The evolution of mobile telephony can be described in the form of "cellular generations", with one generation each identifying a particular technology. The fifth generation (5G), which is currently being introduced, features New Radio (NR) as the successor to the highly successful 4G Long Term Evolution (LTE) standard. NR should enable higher data rates, lower delay and higher efficiency (ie lower power consumption) compared to LTE. New technologies, such as Massive MIMO (Multiple Input Multiple Output) in which multiple antennas are used for transmission, enable higher efficiency. The network functions rely on virtualization, NR also allows for specialization, such as higher robustness. The radio bandwidth has been increased from 20 MHz at LTE in the NR (in the frequency range used today for mobile radio) to 100 MHz.
Below is an overview of the mobile radio generations from 2G to 5G.
Basically, the use of 5G technology is not limited to a specific frequency range. Accordingly, the spectrum for mobile communications has been assigned "technology-neutral" for some time, i.e. it is the responsibility of the license holder to determine which technology is used in the relevant frequency band.
Nevertheless, for various technical and economic reasons, it makes sense to identify uniform frequency ranges for use with 5G. In Europe, there has been a political agreement on three so-called "pioneer bands", which are made available by the EU member states for 5G.
The underlying considerations of the European Commission are summarized in a fact sheet.
The beginnings of 5G standardization date back to 2015, when a basic ITU document on basic 5G design criteria set the cornerstones of the new technology. The focus has been placed on the following applications for 5G.
This means that 5G will be designed and optimized to support, in particular, faster mobile broadband (eMBB), IoT and M2M (mMTC) applications, and critical communication with high availability and latency requirements (uRLLC).
The expectations associated with 5G are high: after all, the new technology should become the backbone of future applications, even if they are still futuristic from today's perspective. Whether self-driving cars, virtual and augmented reality, robot-assisted remote operations or the "Smartification" of modern society, everything seems to rely on the potential of 5G. The extent to which the new technology can actually meet these expectations will be shown. What is certain is that both today's and future applications will result in further traffic growth and therefore require powerful technology. For example, the Ericsson Mobility Report predicts an annual growth rate of 30% for the global data volume for the 2018-2024 period. according to the authors, 5G is apt to be the answer to these requirements.
However, one thing is already foreseeable: Work on a successor technology for 5G has already begun in the university sector and in standardization.
Regarding the security and integrity of networks and services in Austria, the regulatory authority has a special responsibility set out in the TKG 2003. As part of these tasks, the Authority not only acts as a Notification Office for incidents reporting with significant impact on the availability of communication networks or services, but also performs its role in measures to ensure the security and integrity of networks and services.
Regarding the security of 5G networks, the regulatory authority, at the request of the Federal Chancellery and the Federal Ministry of Transport, Innovation and Technology in 2019, re-evaluated the sector risk analysis completed in 2018 with the sector with respect to the risks of 5G.
The synopsis of national risk analyzes was the basis for the 5G cybersecurity toolbox, which was developed at European level in 2019 and published in January 2020. RTR has been constantly involved in both the national implementation of the toolbox and the evaluation and further development of the proposed measures.
The introduction of 5G is in some places associated with fears and uncertainties of possible adverse health effects of electromagnetic waves.
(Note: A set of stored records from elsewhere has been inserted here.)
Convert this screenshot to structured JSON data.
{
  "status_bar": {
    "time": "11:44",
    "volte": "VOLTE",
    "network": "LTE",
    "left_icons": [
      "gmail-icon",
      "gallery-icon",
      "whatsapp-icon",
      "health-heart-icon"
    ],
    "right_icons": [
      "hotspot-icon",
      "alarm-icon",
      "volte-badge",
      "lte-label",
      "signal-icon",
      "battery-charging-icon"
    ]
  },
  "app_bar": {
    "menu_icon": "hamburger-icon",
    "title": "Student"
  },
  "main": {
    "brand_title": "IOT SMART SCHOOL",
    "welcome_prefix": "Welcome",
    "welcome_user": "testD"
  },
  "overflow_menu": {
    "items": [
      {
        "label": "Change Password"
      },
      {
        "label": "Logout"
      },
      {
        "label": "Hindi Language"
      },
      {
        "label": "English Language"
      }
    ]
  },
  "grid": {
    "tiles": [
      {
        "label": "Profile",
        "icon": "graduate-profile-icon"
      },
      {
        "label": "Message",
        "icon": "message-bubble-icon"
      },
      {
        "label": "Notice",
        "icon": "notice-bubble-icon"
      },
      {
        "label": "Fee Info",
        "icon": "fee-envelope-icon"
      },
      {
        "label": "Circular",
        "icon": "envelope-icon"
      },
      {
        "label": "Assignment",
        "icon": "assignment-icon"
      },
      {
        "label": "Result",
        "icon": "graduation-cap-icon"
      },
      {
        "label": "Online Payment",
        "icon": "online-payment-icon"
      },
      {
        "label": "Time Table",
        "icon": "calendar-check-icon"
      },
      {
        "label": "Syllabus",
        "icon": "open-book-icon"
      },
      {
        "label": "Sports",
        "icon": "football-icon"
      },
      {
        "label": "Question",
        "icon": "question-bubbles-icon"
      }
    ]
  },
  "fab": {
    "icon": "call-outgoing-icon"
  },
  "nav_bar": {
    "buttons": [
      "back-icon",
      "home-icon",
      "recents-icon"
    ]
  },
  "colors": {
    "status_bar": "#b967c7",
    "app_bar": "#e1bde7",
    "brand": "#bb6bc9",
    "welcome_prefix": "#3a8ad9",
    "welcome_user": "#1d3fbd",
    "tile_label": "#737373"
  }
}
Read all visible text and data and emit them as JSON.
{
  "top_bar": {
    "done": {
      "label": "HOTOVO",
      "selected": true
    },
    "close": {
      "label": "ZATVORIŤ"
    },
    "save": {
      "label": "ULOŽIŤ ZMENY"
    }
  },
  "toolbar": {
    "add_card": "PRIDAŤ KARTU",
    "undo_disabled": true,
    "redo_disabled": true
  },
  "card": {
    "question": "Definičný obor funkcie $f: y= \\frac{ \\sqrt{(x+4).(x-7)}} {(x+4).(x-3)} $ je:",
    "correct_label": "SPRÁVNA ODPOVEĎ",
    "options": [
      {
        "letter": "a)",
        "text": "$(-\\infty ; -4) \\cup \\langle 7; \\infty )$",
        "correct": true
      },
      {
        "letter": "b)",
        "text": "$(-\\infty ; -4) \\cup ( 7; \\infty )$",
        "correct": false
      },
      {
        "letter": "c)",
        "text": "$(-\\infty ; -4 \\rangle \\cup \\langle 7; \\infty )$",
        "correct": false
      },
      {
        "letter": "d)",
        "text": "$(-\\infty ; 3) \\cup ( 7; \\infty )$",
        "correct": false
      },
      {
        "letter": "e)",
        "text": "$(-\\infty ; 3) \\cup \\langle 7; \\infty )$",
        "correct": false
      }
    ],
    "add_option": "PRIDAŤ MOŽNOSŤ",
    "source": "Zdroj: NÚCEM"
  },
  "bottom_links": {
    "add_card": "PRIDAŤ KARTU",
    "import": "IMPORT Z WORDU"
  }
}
It should be noted that this topic is being monitored both at international level (eg by the World Health Organization WHO) and at national level (Federal Ministry of Agriculture, Regions and Tourism, BMLRT). In this connection, reference should be made to an information page of the BMLRT as well as to the Scientific Advisory Board for Radio (Wissenschaftlicher Beirat Funk, WBF), which is based there and is staffed by experts.
In April 2019, the Advisory Council for Technology Assessment of the Austrian Parliament (Beirat der Technikfolgenabschätzung des österreichischen Parlaments) commissioned the preparation of a study on the subject of "5G and health". The focus of the study, which is expected to be available by January 2020, is to prepare the current state of knowledge.
The precautionary approach, which requires that any risks posed by new technologies to the health and safety of citizens, be adequately balanced and appropriate action taken is also taken into account at European level in all initiatives of the European Commission, including those on 5G. To do so, the European Commission also relies on the Scientific Committee on Health, Environmental and Emerging Risks (SCHEER). Below you will find further information on the subject.
The international standardization of 5G is being driven by the global standardization bodies ITU (International Telecommunications Union), 3GPP (3rd Generation Partnership Project) and ETSI (European Telecommunications Standardization Institute). While the design criteria have been set by the ITU, the concrete specification by the 3GPP will be developed in a variety of working groups and globally agreed. Below is an overview of the content and schedule of the main development steps of 5G.